The data should be printed again, exactly.
Start of DATA RECORDS
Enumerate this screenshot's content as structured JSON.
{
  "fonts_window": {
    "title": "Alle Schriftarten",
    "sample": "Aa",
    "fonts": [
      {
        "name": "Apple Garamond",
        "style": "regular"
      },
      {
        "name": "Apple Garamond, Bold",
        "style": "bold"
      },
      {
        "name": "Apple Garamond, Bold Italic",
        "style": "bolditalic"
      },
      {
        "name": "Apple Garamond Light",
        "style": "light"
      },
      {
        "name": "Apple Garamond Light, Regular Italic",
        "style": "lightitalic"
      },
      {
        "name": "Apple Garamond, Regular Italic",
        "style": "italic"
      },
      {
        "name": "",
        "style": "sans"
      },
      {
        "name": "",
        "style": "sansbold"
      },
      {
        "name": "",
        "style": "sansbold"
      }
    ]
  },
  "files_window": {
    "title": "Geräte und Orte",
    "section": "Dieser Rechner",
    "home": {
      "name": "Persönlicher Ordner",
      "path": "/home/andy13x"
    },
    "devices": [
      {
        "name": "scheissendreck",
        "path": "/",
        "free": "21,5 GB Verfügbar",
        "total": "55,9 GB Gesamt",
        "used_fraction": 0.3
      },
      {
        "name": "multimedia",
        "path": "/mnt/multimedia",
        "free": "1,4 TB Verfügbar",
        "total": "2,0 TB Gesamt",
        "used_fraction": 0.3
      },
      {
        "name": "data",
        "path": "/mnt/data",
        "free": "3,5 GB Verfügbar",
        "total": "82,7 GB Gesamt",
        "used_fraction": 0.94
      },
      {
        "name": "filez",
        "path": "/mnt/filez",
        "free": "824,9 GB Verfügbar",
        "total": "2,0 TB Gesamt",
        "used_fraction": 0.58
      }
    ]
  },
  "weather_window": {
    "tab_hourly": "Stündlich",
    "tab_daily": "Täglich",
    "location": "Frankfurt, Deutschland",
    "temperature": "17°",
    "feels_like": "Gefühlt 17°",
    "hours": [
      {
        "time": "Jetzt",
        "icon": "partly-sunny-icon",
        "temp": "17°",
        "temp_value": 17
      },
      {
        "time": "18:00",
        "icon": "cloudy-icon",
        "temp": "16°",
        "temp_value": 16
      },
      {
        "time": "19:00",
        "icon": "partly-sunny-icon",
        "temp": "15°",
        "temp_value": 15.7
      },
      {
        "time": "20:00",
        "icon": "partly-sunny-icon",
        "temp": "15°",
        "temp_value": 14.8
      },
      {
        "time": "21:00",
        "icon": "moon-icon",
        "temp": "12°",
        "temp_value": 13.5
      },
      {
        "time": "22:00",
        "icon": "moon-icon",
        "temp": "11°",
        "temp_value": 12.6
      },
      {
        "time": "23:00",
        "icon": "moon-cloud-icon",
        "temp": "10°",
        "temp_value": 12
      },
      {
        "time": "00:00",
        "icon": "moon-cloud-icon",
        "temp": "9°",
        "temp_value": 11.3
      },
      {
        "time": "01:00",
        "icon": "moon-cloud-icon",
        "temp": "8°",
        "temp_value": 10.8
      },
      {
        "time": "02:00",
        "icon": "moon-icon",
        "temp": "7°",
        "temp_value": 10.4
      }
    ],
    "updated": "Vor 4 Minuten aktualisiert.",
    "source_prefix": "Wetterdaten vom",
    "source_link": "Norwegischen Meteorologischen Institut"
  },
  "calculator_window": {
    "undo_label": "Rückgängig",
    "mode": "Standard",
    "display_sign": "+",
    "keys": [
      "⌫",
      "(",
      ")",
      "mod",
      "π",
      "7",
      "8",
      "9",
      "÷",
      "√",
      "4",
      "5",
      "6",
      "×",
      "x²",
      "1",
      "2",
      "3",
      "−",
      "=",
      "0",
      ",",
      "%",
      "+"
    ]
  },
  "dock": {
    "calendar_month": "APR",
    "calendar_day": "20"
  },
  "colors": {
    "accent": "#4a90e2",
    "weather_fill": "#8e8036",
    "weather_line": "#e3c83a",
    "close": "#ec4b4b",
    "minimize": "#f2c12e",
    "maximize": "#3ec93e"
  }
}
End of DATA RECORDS
— TASK OUTPUT —
Enumerate this screenshot's content as structured JSON.
{
  "fonts_window": {
    "title": "Alle Schriftarten",
    "sample": "Aa",
    "fonts": [
      {
        "name": "Apple Garamond",
        "style": "regular"
      },
      {
        "name": "Apple Garamond, Bold",
        "style": "bold"
      },
      {
        "name": "Apple Garamond, Bold Italic",
        "style": "bolditalic"
      },
      {
        "name": "Apple Garamond Light",
        "style": "light"
      },
      {
        "name": "Apple Garamond Light, Regular Italic",
        "style": "lightitalic"
      },
      {
        "name": "Apple Garamond, Regular Italic",
        "style": "italic"
      },
      {
        "name": "",
        "style": "sans"
      },
      {
        "name": "",
        "style": "sansbold"
      },
      {
        "name": "",
        "style": "sansbold"
      }
    ]
  },
  "files_window": {
    "title": "Geräte und Orte",
    "section": "Dieser Rechner",
    "home": {
      "name": "Persönlicher Ordner",
      "path": "/home/andy13x"
    },
    "devices": [
      {
        "name": "scheissendreck",
        "path": "/",
        "free": "21,5 GB Verfügbar",
        "total": "55,9 GB Gesamt",
        "used_fraction": 0.3
      },
      {
        "name": "multimedia",
        "path": "/mnt/multimedia",
        "free": "1,4 TB Verfügbar",
        "total": "2,0 TB Gesamt",
        "used_fraction": 0.3
      },
      {
        "name": "data",
        "path": "/mnt/data",
        "free": "3,5 GB Verfügbar",
        "total": "82,7 GB Gesamt",
        "used_fraction": 0.94
      },
      {
        "name": "filez",
        "path": "/mnt/filez",
        "free": "824,9 GB Verfügbar",
        "total": "2,0 TB Gesamt",
        "used_fraction": 0.58
      }
    ]
  },
  "weather_window": {
    "tab_hourly": "Stündlich",
    "tab_daily": "Täglich",
    "location": "Frankfurt, Deutschland",
    "temperature": "17°",
    "feels_like": "Gefühlt 17°",
    "hours": [
      {
        "time": "Jetzt",
        "icon": "partly-sunny-icon",
        "temp": "17°",
        "temp_value": 17
      },
      {
        "time": "18:00",
        "icon": "cloudy-icon",
        "temp": "16°",
        "temp_value": 16
      },
      {
        "time": "19:00",
        "icon": "partly-sunny-icon",
        "temp": "15°",
        "temp_value": 15.7
      },
      {
        "time": "20:00",
        "icon": "partly-sunny-icon",
        "temp": "15°",
        "temp_value": 14.8
      },
      {
        "time": "21:00",
        "icon": "moon-icon",
        "temp": "12°",
        "temp_value": 13.5
      },
      {
        "time": "22:00",
        "icon": "moon-icon",
        "temp": "11°",
        "temp_value": 12.6
      },
      {
        "time": "23:00",
        "icon": "moon-cloud-icon",
        "temp": "10°",
        "temp_value": 12
      },
      {
        "time": "00:00",
        "icon": "moon-cloud-icon",
        "temp": "9°",
        "temp_value": 11.3
      },
      {
        "time": "01:00",
        "icon": "moon-cloud-icon",
        "temp": "8°",
        "temp_value": 10.8
      },
      {
        "time": "02:00",
        "icon": "moon-icon",
        "temp": "7°",
        "temp_value": 10.4
      }
    ],
    "updated": "Vor 4 Minuten aktualisiert.",
    "source_prefix": "Wetterdaten vom",
    "source_link": "Norwegischen Meteorologischen Institut"
  },
  "calculator_window": {
    "undo_label": "Rückgängig",
    "mode": "Standard",
    "display_sign": "+",
    "keys": [
      "⌫",
      "(",
      ")",
      "mod",
      "π",
      "7",
      "8",
      "9",
      "÷",
      "√",
      "4",
      "5",
      "6",
      "×",
      "x²",
      "1",
      "2",
      "3",
      "−",
      "=",
      "0",
      ",",
      "%",
      "+"
    ]
  },
  "dock": {
    "calendar_month": "APR",
    "calendar_day": "20"
  },
  "colors": {
    "accent": "#4a90e2",
    "weather_fill": "#8e8036",
    "weather_line": "#e3c83a",
    "close": "#ec4b4b",
    "minimize": "#f2c12e",
    "maximize": "#3ec93e"
  }
}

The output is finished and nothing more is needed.